For example, Avery Dennison is piloting software announced this week by Oversight Technologies which can be used to monitor finance systems for irregular transactions.
Mark Van Holsbeck, director of enterprise security at Avery Dennison, said the software should cut the time workers spend poring over printouts of financial data to determine whether any information has been altered or corrupted.
Avery Dennison's use of the Oversight tool, which is being tested on a combination of Wintel and HP-UX platforms, was not driven by the requirements of the Sarbanes-Oxley Act, Van Holsbeck said. But the technology should help the company satisfy components of the financial reporting law.
Other users are expected to come to the same conclusion about computer forensics technology, which can track how data is used and modified.

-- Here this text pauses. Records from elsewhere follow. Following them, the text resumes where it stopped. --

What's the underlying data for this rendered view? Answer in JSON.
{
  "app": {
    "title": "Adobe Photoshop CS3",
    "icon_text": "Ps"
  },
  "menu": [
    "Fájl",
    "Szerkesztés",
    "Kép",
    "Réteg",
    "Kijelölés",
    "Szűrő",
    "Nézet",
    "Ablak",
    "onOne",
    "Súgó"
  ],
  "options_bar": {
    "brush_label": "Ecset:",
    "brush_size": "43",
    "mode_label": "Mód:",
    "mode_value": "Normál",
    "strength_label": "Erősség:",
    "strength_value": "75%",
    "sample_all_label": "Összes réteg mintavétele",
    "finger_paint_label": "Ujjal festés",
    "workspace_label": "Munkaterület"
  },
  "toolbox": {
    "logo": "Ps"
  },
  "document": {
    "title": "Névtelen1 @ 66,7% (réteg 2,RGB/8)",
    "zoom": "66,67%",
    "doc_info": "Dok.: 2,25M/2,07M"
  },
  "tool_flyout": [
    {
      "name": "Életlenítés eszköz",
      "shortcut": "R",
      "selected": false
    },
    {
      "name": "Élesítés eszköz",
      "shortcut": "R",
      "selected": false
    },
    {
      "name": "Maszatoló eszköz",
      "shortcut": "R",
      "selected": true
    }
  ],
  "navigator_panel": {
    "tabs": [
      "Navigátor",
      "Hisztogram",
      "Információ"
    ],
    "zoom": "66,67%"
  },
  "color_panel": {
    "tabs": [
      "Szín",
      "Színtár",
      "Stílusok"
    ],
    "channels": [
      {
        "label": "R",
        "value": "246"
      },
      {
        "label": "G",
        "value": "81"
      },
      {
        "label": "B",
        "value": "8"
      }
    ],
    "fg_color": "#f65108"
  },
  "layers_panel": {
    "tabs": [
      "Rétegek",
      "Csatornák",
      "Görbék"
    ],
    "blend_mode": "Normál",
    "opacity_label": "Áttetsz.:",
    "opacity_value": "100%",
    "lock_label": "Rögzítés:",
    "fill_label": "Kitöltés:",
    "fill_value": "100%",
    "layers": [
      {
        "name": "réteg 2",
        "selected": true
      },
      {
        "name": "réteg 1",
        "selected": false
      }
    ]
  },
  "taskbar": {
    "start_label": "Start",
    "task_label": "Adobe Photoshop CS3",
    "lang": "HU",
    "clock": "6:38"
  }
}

Meta Group analyst John Van Decker said he expected to see an uptick in forensics technology investments related to Sarbanes-Oxley starting this summer.
Michael Rasmussen, an analyst at Forrester Research, estimated that about a third of the clients he works with have put an investigative response plan in place, including the use of business intelligence tools and other technologies to help monitor ERP and e-mail systems for evidence of potential wrongdoing.
Pricing for Oversight's monitoring tools starts at $85,000 and can go up to about $200,000, based on the number of end users, said chief executive officer Patrick Taylor.
Other suppliers of forensics tools include Guidance Software, Consul Risk Management and Addamark Technologies which will announce upgraded software for storing and tracking system log data.
Thomas Hoffman writes for Computerworld